Leopards are most active at night, making the most of the darkness and their night-time vision to hunt. During the day, leopards will rest on the ground, under cover or in trees.

Like most big cats, they must defend their home range from others. Smell is the most important form of communication, and they will spray urine and rub scent on trees and bushes around their territory, as well as leaving scratch marks, to warn other animals to keep away. Home ranges of leopards can be anywhere from 20-2000km2, with males typically holding larger territories than females.

Leopards are solitary creatures, living and hunting alone – when young, their mothers teach them the skills they need to survive on their own.

The female leopard gives birth and rears cubs alone. Cubs are helpless and rely on their mothers’ milk, and as they become weaned they are dependent on the meat their mothers catch, before learning how to hunt for themselves.

Leopards tend to be shy animals, being very elusive.

Leopards have several forms of communication, although the vocalisations (sounds they make) are limited.
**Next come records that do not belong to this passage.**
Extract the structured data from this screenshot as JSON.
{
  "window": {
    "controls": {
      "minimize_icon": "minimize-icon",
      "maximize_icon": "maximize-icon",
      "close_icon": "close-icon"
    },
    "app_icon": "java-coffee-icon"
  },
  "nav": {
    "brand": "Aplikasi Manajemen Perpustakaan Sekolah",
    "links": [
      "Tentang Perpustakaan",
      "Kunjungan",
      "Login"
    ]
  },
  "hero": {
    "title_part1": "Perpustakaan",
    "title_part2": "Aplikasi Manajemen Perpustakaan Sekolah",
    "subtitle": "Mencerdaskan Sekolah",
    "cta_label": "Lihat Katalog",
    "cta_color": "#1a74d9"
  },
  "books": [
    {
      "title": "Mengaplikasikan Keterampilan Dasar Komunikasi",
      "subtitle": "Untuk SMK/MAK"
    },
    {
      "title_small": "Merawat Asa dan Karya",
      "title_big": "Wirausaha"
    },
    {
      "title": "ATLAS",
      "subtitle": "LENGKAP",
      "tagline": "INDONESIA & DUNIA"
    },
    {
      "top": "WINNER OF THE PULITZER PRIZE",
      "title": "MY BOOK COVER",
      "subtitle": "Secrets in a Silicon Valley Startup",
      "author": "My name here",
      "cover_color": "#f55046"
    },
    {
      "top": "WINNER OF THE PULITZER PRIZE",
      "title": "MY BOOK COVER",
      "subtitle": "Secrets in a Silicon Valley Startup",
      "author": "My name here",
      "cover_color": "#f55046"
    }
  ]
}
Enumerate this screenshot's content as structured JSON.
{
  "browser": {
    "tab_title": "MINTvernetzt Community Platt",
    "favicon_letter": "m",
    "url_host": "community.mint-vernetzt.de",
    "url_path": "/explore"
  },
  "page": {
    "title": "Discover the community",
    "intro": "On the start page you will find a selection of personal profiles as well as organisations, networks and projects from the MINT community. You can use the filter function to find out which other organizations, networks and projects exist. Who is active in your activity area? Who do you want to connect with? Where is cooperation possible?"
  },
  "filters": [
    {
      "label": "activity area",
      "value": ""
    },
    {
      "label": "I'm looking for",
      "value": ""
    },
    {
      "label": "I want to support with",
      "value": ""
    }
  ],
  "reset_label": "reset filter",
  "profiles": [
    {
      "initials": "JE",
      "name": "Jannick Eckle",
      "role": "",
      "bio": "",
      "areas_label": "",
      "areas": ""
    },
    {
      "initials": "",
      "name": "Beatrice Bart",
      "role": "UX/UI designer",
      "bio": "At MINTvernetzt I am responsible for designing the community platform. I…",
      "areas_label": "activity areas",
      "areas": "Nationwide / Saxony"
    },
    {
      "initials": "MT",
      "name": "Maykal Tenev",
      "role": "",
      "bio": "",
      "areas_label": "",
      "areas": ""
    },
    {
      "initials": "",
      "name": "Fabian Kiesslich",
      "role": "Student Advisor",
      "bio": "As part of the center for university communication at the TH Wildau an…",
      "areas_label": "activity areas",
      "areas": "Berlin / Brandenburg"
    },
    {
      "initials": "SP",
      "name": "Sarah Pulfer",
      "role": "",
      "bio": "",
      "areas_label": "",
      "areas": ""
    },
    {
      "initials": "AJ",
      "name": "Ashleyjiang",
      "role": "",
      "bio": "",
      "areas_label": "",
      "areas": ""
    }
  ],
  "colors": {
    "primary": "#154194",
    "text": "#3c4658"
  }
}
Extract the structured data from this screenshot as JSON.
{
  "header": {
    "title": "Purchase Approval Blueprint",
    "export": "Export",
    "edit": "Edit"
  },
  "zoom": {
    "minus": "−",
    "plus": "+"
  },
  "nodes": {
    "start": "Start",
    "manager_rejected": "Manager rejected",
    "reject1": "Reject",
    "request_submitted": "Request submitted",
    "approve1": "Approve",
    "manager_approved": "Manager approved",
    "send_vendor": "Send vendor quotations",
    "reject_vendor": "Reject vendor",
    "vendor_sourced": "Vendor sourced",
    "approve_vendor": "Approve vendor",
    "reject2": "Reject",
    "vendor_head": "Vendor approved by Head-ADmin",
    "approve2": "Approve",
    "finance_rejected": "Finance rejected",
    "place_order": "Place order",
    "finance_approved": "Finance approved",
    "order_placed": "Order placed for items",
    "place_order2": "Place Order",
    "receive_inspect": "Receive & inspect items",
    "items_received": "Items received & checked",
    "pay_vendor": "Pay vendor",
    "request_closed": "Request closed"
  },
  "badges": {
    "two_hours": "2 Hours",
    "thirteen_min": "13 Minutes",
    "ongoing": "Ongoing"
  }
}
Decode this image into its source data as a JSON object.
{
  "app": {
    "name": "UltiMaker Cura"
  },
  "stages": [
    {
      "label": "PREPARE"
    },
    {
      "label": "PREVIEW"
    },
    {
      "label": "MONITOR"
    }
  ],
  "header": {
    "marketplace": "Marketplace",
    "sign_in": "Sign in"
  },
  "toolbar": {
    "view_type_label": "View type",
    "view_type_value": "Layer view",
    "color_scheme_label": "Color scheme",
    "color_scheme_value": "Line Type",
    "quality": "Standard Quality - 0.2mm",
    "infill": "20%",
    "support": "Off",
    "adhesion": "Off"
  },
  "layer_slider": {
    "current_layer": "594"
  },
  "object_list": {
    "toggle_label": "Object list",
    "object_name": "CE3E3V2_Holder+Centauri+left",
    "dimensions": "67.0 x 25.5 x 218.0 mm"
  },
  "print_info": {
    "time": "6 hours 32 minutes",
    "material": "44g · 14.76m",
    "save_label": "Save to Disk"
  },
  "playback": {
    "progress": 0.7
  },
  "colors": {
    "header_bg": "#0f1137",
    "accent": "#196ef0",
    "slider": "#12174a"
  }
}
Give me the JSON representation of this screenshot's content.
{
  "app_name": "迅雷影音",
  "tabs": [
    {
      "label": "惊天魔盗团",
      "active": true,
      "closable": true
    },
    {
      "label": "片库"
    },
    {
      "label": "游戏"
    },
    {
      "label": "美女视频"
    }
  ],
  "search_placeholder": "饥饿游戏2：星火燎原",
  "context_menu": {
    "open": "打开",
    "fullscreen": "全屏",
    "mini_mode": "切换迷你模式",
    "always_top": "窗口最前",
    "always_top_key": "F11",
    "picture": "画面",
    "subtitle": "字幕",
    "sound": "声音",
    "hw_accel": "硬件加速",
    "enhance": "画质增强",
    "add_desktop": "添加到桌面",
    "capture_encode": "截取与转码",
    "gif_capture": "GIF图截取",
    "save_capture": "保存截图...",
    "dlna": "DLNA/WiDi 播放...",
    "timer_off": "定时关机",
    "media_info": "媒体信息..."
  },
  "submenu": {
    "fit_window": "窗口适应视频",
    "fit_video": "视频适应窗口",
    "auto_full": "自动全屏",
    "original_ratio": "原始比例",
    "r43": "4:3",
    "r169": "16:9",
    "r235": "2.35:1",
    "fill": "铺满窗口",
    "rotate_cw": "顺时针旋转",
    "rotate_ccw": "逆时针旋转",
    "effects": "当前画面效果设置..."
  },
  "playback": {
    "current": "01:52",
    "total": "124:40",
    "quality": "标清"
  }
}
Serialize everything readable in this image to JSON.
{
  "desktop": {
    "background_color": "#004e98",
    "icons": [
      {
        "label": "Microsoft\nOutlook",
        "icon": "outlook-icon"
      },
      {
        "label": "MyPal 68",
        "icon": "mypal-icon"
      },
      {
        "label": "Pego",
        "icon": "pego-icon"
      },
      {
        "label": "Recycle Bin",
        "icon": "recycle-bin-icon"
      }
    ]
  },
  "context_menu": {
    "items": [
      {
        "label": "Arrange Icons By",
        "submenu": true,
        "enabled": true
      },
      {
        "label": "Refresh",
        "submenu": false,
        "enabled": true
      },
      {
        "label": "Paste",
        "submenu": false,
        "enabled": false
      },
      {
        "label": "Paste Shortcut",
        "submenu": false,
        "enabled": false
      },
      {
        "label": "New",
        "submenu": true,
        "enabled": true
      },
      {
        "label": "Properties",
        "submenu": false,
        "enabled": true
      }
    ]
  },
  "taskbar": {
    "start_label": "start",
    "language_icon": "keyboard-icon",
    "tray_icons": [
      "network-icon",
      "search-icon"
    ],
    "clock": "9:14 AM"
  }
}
Leopards may roar, saw (also known as coughing or rasping), chuff, growl, purr, grunt and mew (by cubs and juveniles). The main method of communication is with scents. Leopards with spray urine and rub anal sac secretions onto vegetation and the ground. They will claw trees, depositing secretions from glands between their digits.

A leopard has its face right up to the camera, with two other leopards in the background

Rescue leopards Alam, Sami and Nimira © Glen Vena

What are the threats to leopards?

Read more about the threats to the world's leopard population.

Habitat loss and fragmentation is a major threat to leopards. Habitat loss can reduce the number of herbivores, which make up a significant part of leopards’ diets.

Where people have converted land for livestock keeping, leopards have come under threat. They may predate on livestock, sometimes due in part to the depletion of their prey, which can result in pastoralists or farmers retaliating when they feel that their lives and their livelihoods are threatened.

Leopards are targets for trophy hunting due to their beautiful physical characteristics. In parts of their range, they are also poached for the illegal trade in their skins and bones. Their body parts are used in traditional ceremonies and medicinal practices in eastern cultures.

Leopards suffer in zoos, circuses and under private ownership. Even in modern zoos big cats repeatedly pace, frustrated because their hunting and territorial instincts are denied. Although they often breed well in captivity, it is extremely difficult to return a captive-bred big cat to the wild and this almost never happens.

What is Born Free doing to help leopards?

Born Free works to protect leopards from the threats they face, both in the wild and in captivity. We rescue individual leopards from suffering and exploitation and provide them with lifetime care.
A leopard lying in a green field

Field Conservation

Our conservation team works to reduce human-carnivore conflict and works closely with communities in Kenya to help secure a future for leopards in the wild.
A leopard in a cage

Captive Animals

We campaign to end captive exploitation of leopards in zoos and circuses; end the wildlife pet trade; and stop all wild animals being exploited for sport and entertainment.
A close-up portrait of a leopard, with orange grasses in the background

Adopt a leopard

You can support Born Free's work to protect leopards in the wild, and care for our rescued leopards, by adopting the Leopard Family.

Adopt A Leopard